Conversely, alloy bats (another name for aluminum bats) have difficulty swinging lightly, particularly when utilized for lower age groups. Manufacturers should, therefore, keep the barrel profiles smaller than composite bats so that developing children can use them.
What’s the Difference Between ASA and USSSA Certifications for Fastpitch?
You are not alone in your confusion over the meaning of league stamps and the types of fastpitch softball bats that can be used in different leagues. For help deciphering certifications and selecting the best bat, you can count on our expertise. In conclusion, there is little distinction between USSA and ASA certifications and rules regarding bat use. There is a standard length limit of 34 inches for bats in all leagues. The minimum diameter for barrels in both leagues is 2.25 inches. Wood bats can be used in each of the leagues. Neither league, however, makes much use of wooden bats.
If you want to see if the fastpitch softball bat you're considering is legit, check the taper. Most major league organizations have their own distinctive stamp that indicates legality of use. Leagues may, however, establish new requirements, and postage stamps will evolve through time. Because of this, there is a risk that used softball bats bearing antiquated stamps will cause injury.
Attempt out a few different bats in fastpitch softball before settling on one. Remember, your future hitting success will depend heavily on the bat you choose. You may make an educated judgment by borrowing your teammates' fastpitch bats and trying them out in the batting cage.
To be safe, always choose high quality over low price. A good bat can improve your chances of making a home run by as much as fifty or one hundred dollars. Over 300 and smacking. 275, or having a bat that serves you well for a decade rather than a couple of years.

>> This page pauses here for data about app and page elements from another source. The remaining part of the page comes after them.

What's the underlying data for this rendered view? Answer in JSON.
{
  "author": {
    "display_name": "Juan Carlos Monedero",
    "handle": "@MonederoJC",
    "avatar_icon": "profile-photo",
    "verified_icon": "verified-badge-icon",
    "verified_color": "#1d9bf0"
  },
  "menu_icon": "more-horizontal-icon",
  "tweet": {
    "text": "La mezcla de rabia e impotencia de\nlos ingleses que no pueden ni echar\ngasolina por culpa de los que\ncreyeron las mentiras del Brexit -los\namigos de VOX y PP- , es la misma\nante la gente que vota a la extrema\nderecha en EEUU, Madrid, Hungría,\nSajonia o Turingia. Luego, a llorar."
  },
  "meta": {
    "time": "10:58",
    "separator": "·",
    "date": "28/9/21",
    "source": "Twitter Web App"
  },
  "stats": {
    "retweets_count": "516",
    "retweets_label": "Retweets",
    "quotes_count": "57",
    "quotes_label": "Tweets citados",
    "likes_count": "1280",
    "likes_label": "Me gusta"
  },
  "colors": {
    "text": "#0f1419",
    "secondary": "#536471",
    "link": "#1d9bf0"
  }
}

Please let us know if you have any questions or comments about the best fastpitch softball bat for you or your child, and we hope this article was useful in making your decision!